App and web page records
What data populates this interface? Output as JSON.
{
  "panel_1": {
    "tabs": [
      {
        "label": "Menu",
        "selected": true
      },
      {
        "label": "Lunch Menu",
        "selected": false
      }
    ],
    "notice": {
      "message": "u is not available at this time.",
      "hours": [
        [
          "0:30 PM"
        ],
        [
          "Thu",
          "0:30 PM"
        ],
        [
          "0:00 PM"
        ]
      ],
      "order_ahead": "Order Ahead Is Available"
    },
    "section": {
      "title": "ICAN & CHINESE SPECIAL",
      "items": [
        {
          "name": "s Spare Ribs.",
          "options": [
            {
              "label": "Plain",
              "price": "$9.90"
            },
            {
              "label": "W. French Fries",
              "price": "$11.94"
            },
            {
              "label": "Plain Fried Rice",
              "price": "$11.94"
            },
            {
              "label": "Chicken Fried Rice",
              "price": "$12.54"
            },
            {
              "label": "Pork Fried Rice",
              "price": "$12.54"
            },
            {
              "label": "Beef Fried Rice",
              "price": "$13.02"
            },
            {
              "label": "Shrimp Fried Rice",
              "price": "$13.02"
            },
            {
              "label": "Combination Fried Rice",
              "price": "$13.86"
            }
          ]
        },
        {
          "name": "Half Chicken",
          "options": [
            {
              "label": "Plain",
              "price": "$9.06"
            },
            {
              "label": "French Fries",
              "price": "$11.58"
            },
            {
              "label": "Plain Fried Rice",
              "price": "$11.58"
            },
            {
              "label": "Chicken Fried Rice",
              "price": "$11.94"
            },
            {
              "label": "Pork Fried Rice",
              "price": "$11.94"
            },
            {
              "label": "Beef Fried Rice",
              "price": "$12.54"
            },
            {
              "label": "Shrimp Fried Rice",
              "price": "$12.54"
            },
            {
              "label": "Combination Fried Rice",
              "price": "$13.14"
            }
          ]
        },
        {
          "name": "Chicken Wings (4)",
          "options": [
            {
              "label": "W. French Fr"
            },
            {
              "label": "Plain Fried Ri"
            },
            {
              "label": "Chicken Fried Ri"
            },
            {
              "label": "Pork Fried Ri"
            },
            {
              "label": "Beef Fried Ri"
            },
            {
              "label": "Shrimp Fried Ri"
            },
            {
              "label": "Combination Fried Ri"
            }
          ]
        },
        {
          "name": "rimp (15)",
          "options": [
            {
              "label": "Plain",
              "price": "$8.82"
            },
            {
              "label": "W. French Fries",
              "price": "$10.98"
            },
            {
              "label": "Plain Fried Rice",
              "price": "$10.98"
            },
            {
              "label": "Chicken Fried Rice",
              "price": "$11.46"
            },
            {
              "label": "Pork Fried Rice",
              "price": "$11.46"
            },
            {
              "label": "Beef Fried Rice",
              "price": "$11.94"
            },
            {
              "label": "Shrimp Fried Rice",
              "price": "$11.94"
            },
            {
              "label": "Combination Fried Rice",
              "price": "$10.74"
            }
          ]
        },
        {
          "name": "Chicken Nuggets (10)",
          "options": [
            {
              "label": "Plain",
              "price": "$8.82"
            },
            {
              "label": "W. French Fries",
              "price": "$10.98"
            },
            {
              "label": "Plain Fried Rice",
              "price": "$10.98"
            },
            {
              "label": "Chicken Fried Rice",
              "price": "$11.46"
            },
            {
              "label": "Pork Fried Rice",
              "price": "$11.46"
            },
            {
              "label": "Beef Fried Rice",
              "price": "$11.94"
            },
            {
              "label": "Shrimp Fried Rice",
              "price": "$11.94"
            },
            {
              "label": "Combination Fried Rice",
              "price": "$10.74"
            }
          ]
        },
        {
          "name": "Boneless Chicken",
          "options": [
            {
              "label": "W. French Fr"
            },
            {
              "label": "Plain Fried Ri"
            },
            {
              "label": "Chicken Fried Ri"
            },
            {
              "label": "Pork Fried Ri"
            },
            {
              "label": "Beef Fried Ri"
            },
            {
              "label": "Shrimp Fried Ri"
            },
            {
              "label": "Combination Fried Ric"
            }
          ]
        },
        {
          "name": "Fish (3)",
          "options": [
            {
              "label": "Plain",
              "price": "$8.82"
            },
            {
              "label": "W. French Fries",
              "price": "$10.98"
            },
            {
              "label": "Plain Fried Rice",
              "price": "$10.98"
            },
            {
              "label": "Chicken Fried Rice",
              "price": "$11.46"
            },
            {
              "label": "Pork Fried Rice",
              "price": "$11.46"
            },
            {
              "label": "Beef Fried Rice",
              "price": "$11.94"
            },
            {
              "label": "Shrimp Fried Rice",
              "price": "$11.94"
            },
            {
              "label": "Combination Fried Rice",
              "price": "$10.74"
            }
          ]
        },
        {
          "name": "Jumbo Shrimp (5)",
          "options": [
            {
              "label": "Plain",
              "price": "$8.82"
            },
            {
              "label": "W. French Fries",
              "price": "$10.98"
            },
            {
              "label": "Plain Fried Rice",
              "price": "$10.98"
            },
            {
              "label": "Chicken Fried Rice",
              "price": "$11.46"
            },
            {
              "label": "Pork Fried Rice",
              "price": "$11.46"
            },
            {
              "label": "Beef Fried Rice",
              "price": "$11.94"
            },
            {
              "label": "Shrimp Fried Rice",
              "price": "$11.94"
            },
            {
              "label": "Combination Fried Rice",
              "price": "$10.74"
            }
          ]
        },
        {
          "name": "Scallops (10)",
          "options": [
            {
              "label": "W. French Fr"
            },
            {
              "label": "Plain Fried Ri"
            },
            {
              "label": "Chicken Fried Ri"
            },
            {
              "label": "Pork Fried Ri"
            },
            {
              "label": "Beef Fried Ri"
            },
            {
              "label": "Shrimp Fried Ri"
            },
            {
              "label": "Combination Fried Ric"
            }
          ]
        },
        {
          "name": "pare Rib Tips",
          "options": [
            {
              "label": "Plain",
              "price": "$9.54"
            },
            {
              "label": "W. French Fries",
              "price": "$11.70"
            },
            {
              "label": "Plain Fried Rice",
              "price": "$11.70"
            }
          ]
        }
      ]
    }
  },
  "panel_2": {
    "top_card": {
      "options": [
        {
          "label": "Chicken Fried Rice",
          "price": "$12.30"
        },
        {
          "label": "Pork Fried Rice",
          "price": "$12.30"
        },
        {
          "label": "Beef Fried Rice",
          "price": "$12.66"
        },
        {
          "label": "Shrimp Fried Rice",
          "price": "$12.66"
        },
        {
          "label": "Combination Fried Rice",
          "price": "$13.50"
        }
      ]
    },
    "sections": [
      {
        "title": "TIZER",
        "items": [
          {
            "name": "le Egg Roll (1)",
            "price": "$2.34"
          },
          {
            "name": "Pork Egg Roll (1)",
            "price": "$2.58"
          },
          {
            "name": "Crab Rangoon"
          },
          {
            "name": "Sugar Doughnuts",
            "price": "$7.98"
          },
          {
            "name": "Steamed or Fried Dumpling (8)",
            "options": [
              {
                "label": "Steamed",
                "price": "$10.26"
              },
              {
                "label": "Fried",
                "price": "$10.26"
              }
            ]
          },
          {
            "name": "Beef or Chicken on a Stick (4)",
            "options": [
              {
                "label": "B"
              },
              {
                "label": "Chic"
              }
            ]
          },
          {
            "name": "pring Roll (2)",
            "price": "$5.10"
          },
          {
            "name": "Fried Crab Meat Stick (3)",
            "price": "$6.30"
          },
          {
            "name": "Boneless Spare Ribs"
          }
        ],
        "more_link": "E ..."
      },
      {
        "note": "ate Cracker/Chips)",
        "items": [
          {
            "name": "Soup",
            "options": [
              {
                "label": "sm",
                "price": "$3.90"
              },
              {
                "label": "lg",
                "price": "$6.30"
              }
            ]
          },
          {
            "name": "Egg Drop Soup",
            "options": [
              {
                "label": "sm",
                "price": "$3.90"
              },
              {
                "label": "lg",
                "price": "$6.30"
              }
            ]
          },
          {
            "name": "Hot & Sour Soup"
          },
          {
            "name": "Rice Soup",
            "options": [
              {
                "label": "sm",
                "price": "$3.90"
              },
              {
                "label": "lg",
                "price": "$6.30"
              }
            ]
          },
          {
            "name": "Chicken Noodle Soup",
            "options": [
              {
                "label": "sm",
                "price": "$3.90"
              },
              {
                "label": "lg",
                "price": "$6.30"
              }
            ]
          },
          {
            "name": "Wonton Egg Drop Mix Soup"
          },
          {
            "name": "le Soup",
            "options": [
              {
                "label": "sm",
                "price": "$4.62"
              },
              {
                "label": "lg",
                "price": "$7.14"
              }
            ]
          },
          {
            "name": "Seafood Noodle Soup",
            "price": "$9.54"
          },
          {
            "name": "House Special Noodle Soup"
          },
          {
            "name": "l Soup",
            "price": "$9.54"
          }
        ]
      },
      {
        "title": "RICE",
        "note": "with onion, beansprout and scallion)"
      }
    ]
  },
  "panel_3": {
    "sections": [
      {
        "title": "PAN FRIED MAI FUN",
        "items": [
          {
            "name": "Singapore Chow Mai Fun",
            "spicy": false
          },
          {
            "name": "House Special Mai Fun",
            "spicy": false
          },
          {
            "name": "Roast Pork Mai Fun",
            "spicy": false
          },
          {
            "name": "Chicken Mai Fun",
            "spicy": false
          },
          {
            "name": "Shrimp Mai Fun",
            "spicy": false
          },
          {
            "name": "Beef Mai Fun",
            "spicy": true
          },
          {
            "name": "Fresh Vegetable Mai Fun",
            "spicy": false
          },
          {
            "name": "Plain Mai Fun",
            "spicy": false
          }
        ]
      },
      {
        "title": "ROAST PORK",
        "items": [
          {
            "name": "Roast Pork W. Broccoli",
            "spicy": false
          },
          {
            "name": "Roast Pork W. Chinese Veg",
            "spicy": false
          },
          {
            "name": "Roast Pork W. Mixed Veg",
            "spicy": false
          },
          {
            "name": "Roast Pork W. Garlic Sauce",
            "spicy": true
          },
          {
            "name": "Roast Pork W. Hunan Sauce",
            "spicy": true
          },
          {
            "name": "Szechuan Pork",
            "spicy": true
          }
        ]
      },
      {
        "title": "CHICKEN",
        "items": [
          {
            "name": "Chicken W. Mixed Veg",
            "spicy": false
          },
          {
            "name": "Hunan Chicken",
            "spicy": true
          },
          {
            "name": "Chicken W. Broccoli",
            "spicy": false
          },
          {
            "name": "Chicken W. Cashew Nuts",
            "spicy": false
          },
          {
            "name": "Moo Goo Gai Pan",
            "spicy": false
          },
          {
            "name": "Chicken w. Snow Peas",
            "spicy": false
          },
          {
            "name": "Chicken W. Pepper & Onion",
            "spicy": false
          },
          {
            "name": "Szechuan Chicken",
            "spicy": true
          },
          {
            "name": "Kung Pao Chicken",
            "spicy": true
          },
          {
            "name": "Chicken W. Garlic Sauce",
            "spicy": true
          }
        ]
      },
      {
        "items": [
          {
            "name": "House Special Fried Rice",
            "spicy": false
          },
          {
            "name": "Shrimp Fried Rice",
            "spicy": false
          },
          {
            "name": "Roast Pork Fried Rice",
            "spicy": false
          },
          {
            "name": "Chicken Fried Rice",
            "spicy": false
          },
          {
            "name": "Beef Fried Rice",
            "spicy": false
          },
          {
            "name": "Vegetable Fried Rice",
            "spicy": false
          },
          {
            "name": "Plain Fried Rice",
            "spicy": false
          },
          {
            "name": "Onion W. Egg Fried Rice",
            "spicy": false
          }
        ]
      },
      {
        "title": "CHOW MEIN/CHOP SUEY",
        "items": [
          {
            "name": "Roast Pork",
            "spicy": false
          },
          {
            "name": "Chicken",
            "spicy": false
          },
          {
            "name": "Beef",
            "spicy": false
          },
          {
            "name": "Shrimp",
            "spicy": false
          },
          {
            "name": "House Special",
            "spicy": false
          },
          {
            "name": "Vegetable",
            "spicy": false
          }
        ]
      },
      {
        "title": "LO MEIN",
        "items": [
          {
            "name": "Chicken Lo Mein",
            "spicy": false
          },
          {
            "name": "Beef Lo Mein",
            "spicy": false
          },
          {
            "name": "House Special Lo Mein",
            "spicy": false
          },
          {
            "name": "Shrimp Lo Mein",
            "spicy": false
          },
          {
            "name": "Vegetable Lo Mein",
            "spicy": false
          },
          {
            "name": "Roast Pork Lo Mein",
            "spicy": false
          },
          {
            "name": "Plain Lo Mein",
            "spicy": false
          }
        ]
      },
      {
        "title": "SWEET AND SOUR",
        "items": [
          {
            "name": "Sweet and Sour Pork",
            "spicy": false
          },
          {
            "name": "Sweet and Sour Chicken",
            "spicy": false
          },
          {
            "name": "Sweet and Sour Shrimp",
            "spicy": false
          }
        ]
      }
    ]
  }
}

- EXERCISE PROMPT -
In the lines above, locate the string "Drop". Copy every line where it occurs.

- RESPONSE TO THE EXERCISE -
            "name": "Egg Drop Soup",
            "name": "Wonton Egg Drop Mix Soup"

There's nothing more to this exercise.